# Task goal
Extract the complete listing and repeat it word for word.

# The data
= = =

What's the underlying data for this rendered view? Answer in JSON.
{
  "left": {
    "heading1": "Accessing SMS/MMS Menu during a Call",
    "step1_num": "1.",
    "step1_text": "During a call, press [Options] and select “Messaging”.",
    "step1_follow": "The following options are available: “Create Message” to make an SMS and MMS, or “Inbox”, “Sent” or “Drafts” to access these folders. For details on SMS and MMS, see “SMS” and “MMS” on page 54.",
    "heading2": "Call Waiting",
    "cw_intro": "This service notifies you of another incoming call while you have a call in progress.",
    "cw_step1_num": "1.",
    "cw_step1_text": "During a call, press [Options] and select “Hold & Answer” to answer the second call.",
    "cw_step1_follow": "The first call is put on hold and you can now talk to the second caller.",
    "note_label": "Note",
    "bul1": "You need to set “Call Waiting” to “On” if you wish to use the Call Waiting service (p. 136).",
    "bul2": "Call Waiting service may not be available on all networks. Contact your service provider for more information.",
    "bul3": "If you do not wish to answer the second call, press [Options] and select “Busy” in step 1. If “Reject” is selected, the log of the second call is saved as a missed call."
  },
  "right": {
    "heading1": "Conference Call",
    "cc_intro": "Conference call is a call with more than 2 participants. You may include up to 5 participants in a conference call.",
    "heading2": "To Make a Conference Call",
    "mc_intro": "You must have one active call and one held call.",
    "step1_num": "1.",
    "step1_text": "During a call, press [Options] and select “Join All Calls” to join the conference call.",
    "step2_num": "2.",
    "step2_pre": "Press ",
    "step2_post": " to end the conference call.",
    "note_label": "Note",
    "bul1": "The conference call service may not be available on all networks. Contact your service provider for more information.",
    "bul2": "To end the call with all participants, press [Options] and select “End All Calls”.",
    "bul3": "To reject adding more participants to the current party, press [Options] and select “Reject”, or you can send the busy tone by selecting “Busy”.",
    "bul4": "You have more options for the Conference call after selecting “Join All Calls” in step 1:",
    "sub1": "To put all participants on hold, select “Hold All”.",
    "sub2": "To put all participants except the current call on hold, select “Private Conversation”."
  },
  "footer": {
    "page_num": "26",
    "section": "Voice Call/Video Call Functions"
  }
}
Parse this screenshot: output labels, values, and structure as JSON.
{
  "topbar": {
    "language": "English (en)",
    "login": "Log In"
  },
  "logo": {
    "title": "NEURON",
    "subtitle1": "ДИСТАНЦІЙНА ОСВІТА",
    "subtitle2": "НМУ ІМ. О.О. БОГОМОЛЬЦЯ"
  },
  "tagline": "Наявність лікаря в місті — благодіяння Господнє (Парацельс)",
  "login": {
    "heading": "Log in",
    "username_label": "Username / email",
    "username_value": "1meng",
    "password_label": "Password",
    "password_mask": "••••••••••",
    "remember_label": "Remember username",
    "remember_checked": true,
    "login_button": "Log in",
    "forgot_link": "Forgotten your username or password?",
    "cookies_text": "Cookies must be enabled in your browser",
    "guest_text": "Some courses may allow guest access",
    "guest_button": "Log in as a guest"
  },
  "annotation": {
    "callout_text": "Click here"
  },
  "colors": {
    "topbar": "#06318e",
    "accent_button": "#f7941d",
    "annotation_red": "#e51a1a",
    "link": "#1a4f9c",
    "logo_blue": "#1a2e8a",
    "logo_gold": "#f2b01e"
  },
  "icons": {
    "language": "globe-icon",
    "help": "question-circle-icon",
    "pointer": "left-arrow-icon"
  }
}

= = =

# Result of the task
What's the underlying data for this rendered view? Answer in JSON.
{
  "left": {
    "heading1": "Accessing SMS/MMS Menu during a Call",
    "step1_num": "1.",
    "step1_text": "During a call, press [Options] and select “Messaging”.",
    "step1_follow": "The following options are available: “Create Message” to make an SMS and MMS, or “Inbox”, “Sent” or “Drafts” to access these folders. For details on SMS and MMS, see “SMS” and “MMS” on page 54.",
    "heading2": "Call Waiting",
    "cw_intro": "This service notifies you of another incoming call while you have a call in progress.",
    "cw_step1_num": "1.",
    "cw_step1_text": "During a call, press [Options] and select “Hold & Answer” to answer the second call.",
    "cw_step1_follow": "The first call is put on hold and you can now talk to the second caller.",
    "note_label": "Note",
    "bul1": "You need to set “Call Waiting” to “On” if you wish to use the Call Waiting service (p. 136).",
    "bul2": "Call Waiting service may not be available on all networks. Contact your service provider for more information.",
    "bul3": "If you do not wish to answer the second call, press [Options] and select “Busy” in step 1. If “Reject” is selected, the log of the second call is saved as a missed call."
  },
  "right": {
    "heading1": "Conference Call",
    "cc_intro": "Conference call is a call with more than 2 participants. You may include up to 5 participants in a conference call.",
    "heading2": "To Make a Conference Call",
    "mc_intro": "You must have one active call and one held call.",
    "step1_num": "1.",
    "step1_text": "During a call, press [Options] and select “Join All Calls” to join the conference call.",
    "step2_num": "2.",
    "step2_pre": "Press ",
    "step2_post": " to end the conference call.",
    "note_label": "Note",
    "bul1": "The conference call service may not be available on all networks. Contact your service provider for more information.",
    "bul2": "To end the call with all participants, press [Options] and select “End All Calls”.",
    "bul3": "To reject adding more participants to the current party, press [Options] and select “Reject”, or you can send the busy tone by selecting “Busy”.",
    "bul4": "You have more options for the Conference call after selecting “Join All Calls” in step 1:",
    "sub1": "To put all participants on hold, select “Hold All”.",
    "sub2": "To put all participants except the current call on hold, select “Private Conversation”."
  },
  "footer": {
    "page_num": "26",
    "section": "Voice Call/Video Call Functions"
  }
}
Parse this screenshot: output labels, values, and structure as JSON.
{
  "topbar": {
    "language": "English (en)",
    "login": "Log In"
  },
  "logo": {
    "title": "NEURON",
    "subtitle1": "ДИСТАНЦІЙНА ОСВІТА",
    "subtitle2": "НМУ ІМ. О.О. БОГОМОЛЬЦЯ"
  },
  "tagline": "Наявність лікаря в місті — благодіяння Господнє (Парацельс)",
  "login": {
    "heading": "Log in",
    "username_label": "Username / email",
    "username_value": "1meng",
    "password_label": "Password",
    "password_mask": "••••••••••",
    "remember_label": "Remember username",
    "remember_checked": true,
    "login_button": "Log in",
    "forgot_link": "Forgotten your username or password?",
    "cookies_text": "Cookies must be enabled in your browser",
    "guest_text": "Some courses may allow guest access",
    "guest_button": "Log in as a guest"
  },
  "annotation": {
    "callout_text": "Click here"
  },
  "colors": {
    "topbar": "#06318e",
    "accent_button": "#f7941d",
    "annotation_red": "#e51a1a",
    "link": "#1a4f9c",
    "logo_blue": "#1a2e8a",
    "logo_gold": "#f2b01e"
  },
  "icons": {
    "language": "globe-icon",
    "help": "question-circle-icon",
    "pointer": "left-arrow-icon"
  }
}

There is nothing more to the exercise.